Prior to that vote taking place, Superintendent of Education Mitchell Guice made the following proposal, outlining the terms of the plan to be voted on:
That cost is up $40,000 from the original $250,000 threshold originally set by the Board.
Afterwards, WEIS Radio spoke with Board Members Brian Jennings and Corey Colbert – along with Sheriff Jeff Shaver – about the prospect of SRO’s in every school and the plan itself:
The plan must now go before the Cherokee County Commission for final approval.
Superintendent Guice said he would withhold his comments pending Commission approval.
That program is a collaborative effort between the Cherokee County Commission, the Board of Education and the Sheriff’s Office.
Funding for the new SRO Program will come from all three entities. The Board of Education will fund the salaries of the deputies assigned to the SRO Unit, the County Commission had already approved funding for the personnel benefit package and recurring expenses – and last year the Sheriff’s Office committed to providing all associated equipment.
We’ll have additional information as this story continues to develop
Sheriff Jeff Shaver announces that the Cherokee County Sheriff’s Office will soon have a new unit consisting of School Resource Officers (SRO). The new Unit is being built through the collaborative effort between the Cherokee County Commission, Board of Education and the Sheriff’s Office.
Funding for the new SRO Unit will come from all three entities. The Board of Education, on Tuesday, voted to fund salaries of the deputies assigned to the SRO Unit, the County Commission had already approved to fund the personnel benefit package and recurring expenses, and the Sheriff’s Office committed last year to provide all associated equipment.
“We have been purchasing the necessary equipment for SROs over the past year and have been waiting for funding to be approved for salaries,” said Sheriff Shaver, “and now thanks to the Board of Education and County Commission, especially the leadership of Board President Brian Jennings and Probate Judge Tim Burgess, we are now ready to establish the SRO Unit.”
The Sheriff’s Office, and many others, began working on this project in 2013 when a Sheriff’s School Safety Committee was appointed. According to Sheriff Shaver, the committee included leaders from law enforcement, education, businesses, parents, and government. That committee recommended several items to improve school security and many have been accomplished over the years with the exception of a full-time SRO program. Since that time, one deputy has been assigned to cover all eight schools each day which is simply not enough.
“Schools have made many physical security improvements in recent years and the addition of SROs is a major component to overall school security,” said Sheriff Shaver.
The SROs will be certified deputy sheriffs who are assigned full-time to work with schools.
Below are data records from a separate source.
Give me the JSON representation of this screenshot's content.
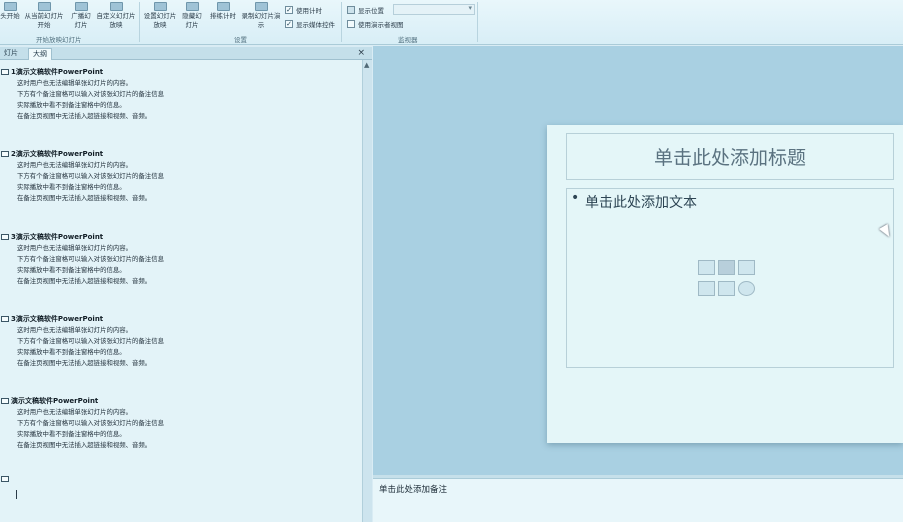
{
  "ribbon": {
    "buttons": [
      {
        "label": "头开始"
      },
      {
        "label": "从当前幻灯片开始"
      },
      {
        "label": "广播幻灯片"
      },
      {
        "label": "自定义幻灯片放映"
      },
      {
        "label": "设置幻灯片放映"
      },
      {
        "label": "隐藏幻灯片"
      },
      {
        "label": "排练计时"
      },
      {
        "label": "录制幻灯片演示"
      }
    ],
    "checkboxes": {
      "use_timing": {
        "label": "使用计时",
        "checked": true
      },
      "show_media_controls": {
        "label": "显示媒体控件",
        "checked": true
      },
      "display_location": {
        "label": "显示位置",
        "checked": false
      },
      "presenter_view": {
        "label": "使用演示者视图",
        "checked": false
      }
    },
    "group_labels": {
      "start": "开始放映幻灯片",
      "setup": "设置",
      "monitors": "监视器"
    }
  },
  "left_pane": {
    "tabs": [
      "灯片",
      "大纲"
    ],
    "active_tab": "大纲",
    "close_glyph": "×",
    "slides": [
      {
        "title": "1演示文稿软件PowerPoint",
        "lines": [
          "这时用户也无法编辑单张幻灯片的内容。",
          "下方有个备注窗格可以输入对该张幻灯片的备注信息",
          "实际播放中看不到备注窗格中的信息。",
          "在备注页视图中无法插入超链接和视频、音频。"
        ]
      },
      {
        "title": "2演示文稿软件PowerPoint",
        "lines": [
          "这时用户也无法编辑单张幻灯片的内容。",
          "下方有个备注窗格可以输入对该张幻灯片的备注信息",
          "实际播放中看不到备注窗格中的信息。",
          "在备注页视图中无法插入超链接和视频、音频。"
        ]
      },
      {
        "title": "3演示文稿软件PowerPoint",
        "lines": [
          "这时用户也无法编辑单张幻灯片的内容。",
          "下方有个备注窗格可以输入对该张幻灯片的备注信息",
          "实际播放中看不到备注窗格中的信息。",
          "在备注页视图中无法插入超链接和视频、音频。"
        ]
      },
      {
        "title": "3演示文稿软件PowerPoint",
        "lines": [
          "这时用户也无法编辑单张幻灯片的内容。",
          "下方有个备注窗格可以输入对该张幻灯片的备注信息",
          "实际播放中看不到备注窗格中的信息。",
          "在备注页视图中无法插入超链接和视频、音频。"
        ]
      },
      {
        "title": "演示文稿软件PowerPoint",
        "lines": [
          "这时用户也无法编辑单张幻灯片的内容。",
          "下方有个备注窗格可以输入对该张幻灯片的备注信息",
          "实际播放中看不到备注窗格中的信息。",
          "在备注页视图中无法插入超链接和视频、音频。"
        ]
      }
    ]
  },
  "slide": {
    "title_placeholder": "单击此处添加标题",
    "bullet": "•",
    "body_placeholder": "单击此处添加文本"
  },
  "notes": {
    "placeholder": "单击此处添加备注"
  }
}
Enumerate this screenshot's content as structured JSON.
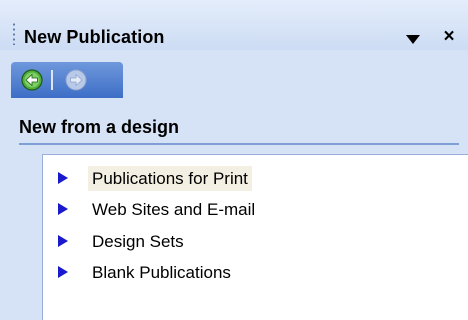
{
  "pane": {
    "title": "New Publication",
    "dropdown_icon": "triangle-down-icon",
    "close_label": "×"
  },
  "nav": {
    "back_icon": "back-arrow-icon",
    "forward_icon": "forward-arrow-icon",
    "back_enabled": true,
    "forward_enabled": false
  },
  "section": {
    "heading": "New from a design"
  },
  "list": {
    "bullet_icon": "triangle-right-icon",
    "bullet_color": "#1a1acc",
    "selected_index": 0,
    "items": [
      {
        "label": "Publications for Print"
      },
      {
        "label": "Web Sites and E-mail"
      },
      {
        "label": "Design Sets"
      },
      {
        "label": "Blank Publications"
      }
    ]
  },
  "colors": {
    "pane_background": "#d6e2f6",
    "nav_bar": "#4a7acc",
    "selected_background": "#f3efe2"
  }
}
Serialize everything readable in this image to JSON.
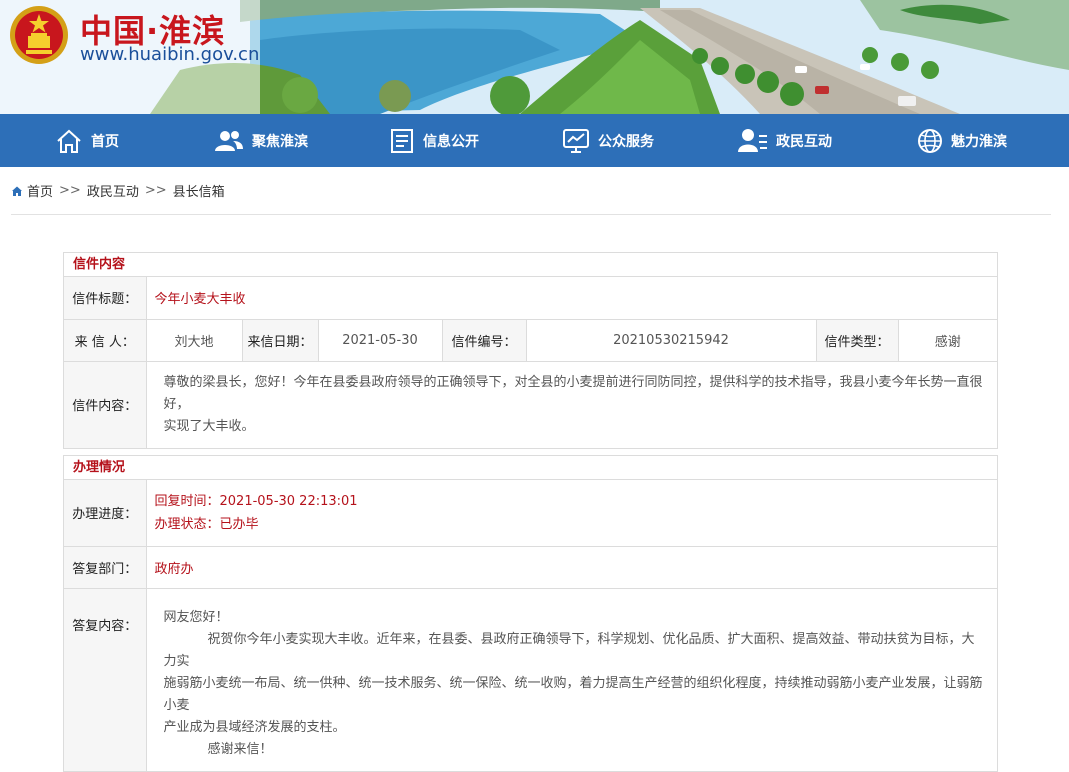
{
  "site": {
    "title": "中国·淮滨",
    "url": "www.huaibin.gov.cn"
  },
  "nav": [
    {
      "label": "首页",
      "icon": "home-icon"
    },
    {
      "label": "聚焦淮滨",
      "icon": "users-icon"
    },
    {
      "label": "信息公开",
      "icon": "document-icon"
    },
    {
      "label": "公众服务",
      "icon": "monitor-chart-icon"
    },
    {
      "label": "政民互动",
      "icon": "user-list-icon"
    },
    {
      "label": "魅力淮滨",
      "icon": "globe-icon"
    }
  ],
  "breadcrumb": {
    "items": [
      "首页",
      "政民互动",
      "县长信箱"
    ],
    "separator": ">>"
  },
  "letter": {
    "section_title": "信件内容",
    "subject_label": "信件标题：",
    "subject": "今年小麦大丰收",
    "sender_label": "来 信 人：",
    "sender": "刘大地",
    "date_label": "来信日期：",
    "date": "2021-05-30",
    "number_label": "信件编号：",
    "number": "20210530215942",
    "type_label": "信件类型：",
    "type": "感谢",
    "content_label": "信件内容：",
    "content_line1": "尊敬的梁县长，您好！今年在县委县政府领导的正确领导下，对全县的小麦提前进行同防同控，提供科学的技术指导，我县小麦今年长势一直很好，",
    "content_line2": "实现了大丰收。"
  },
  "handling": {
    "section_title": "办理情况",
    "progress_label": "办理进度：",
    "reply_time": "回复时间：2021-05-30 22:13:01",
    "status": "办理状态：已办毕",
    "dept_label": "答复部门：",
    "dept": "政府办",
    "reply_label": "答复内容：",
    "reply_greeting": "网友您好！",
    "reply_line1": "祝贺你今年小麦实现大丰收。近年来，在县委、县政府正确领导下，科学规划、优化品质、扩大面积、提高效益、带动扶贫为目标，大力实",
    "reply_line2": "施弱筋小麦统一布局、统一供种、统一技术服务、统一保险、统一收购，着力提高生产经营的组织化程度，持续推动弱筋小麦产业发展，让弱筋小麦",
    "reply_line3": "产业成为县域经济发展的支柱。",
    "reply_closing": "感谢来信！"
  },
  "colors": {
    "nav_bg": "#2d6fb8",
    "accent_red": "#b5121b",
    "label_bg": "#f6f6f6"
  }
}
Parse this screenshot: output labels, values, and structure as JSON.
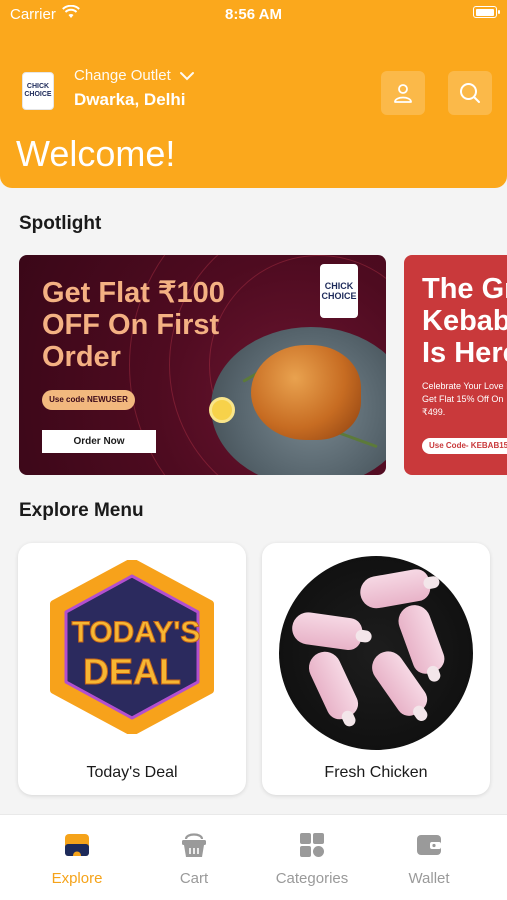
{
  "status_bar": {
    "carrier": "Carrier",
    "time": "8:56 AM"
  },
  "header": {
    "change_outlet_label": "Change Outlet",
    "location": "Dwarka, Delhi",
    "welcome": "Welcome!",
    "logo_line1": "CHICK",
    "logo_line2": "CHOICE"
  },
  "spotlight": {
    "title": "Spotlight",
    "banners": [
      {
        "headline": "Get Flat ₹100 OFF On First Order",
        "code": "Use code NEWUSER",
        "cta": "Order Now",
        "logo_line1": "CHICK",
        "logo_line2": "CHOICE"
      },
      {
        "headline": "The Gre\nKebab\nIs Here",
        "text": "Celebrate Your Love I\nGet Flat 15% Off On\n₹499.",
        "code": "Use Code- KEBAB15"
      }
    ]
  },
  "explore_menu": {
    "title": "Explore Menu",
    "items": [
      {
        "label": "Today's Deal",
        "badge_line1": "TODAY'S",
        "badge_line2": "DEAL"
      },
      {
        "label": "Fresh Chicken"
      }
    ]
  },
  "tab_bar": {
    "tabs": [
      {
        "label": "Explore",
        "icon": "explore-icon",
        "active": true
      },
      {
        "label": "Cart",
        "icon": "basket-icon",
        "active": false
      },
      {
        "label": "Categories",
        "icon": "grid-icon",
        "active": false
      },
      {
        "label": "Wallet",
        "icon": "wallet-icon",
        "active": false
      }
    ]
  },
  "colors": {
    "brand_orange": "#fba81c",
    "active_tab": "#f5a31a",
    "inactive_tab": "#9a9a9a",
    "banner_maroon": "#4e0b20",
    "banner_red": "#c9393b"
  }
}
For this, SRO’s receive many hours of ongoing specialized training. The concept is similar to the “cop on foot patrol” who knows the public he serves on a first name basis and is sensitive to their particular needs. Like many adults, some students view police officers solely as enforcers of the laws. By establishing a rapport with their school’s SRO, students will not only gain positive role models, but also a better understanding of Deputy Sheriffs and the many other duties and responsibilities.
Likewise, SRO’s will gain a better perspective of the students in their schools. By carefully assessing the needs of individual students, SRO’s will be more aware of the development of unhealthy or destructive behavioral patterns. Through early intervention it is possible, in many cases to redirect negative behaviors before they cause a student to be referred to the Criminal Justice System.
According to Sheriff Shaver, the primary goal of the Safe Schools Unit will be to provide a safe and secure environment that is conducive for student learning. In addition, SROs will teach classes regarding all types of safety, work school traffic when needed, provide security at school events as requested the the school administrator and work to mitigate hazards.
Chief Deputy Josh Summerford said, “Our goal is to have eight deputies in the SRO Unit and assign a deputy to each school campus across the County. We will begin to build the Unit as the official agreement is signed, but full implementation could take upwards to a year to hire and train all eight additional deputies. We have assigned Sgt. Jordan Kelley as the first SRO and he will also service as the supervisor of the Unit.”
Sheriff Shaver would like to reiterate his appreciation to both the Board of Education and the County Commission in helping to make this important program possible.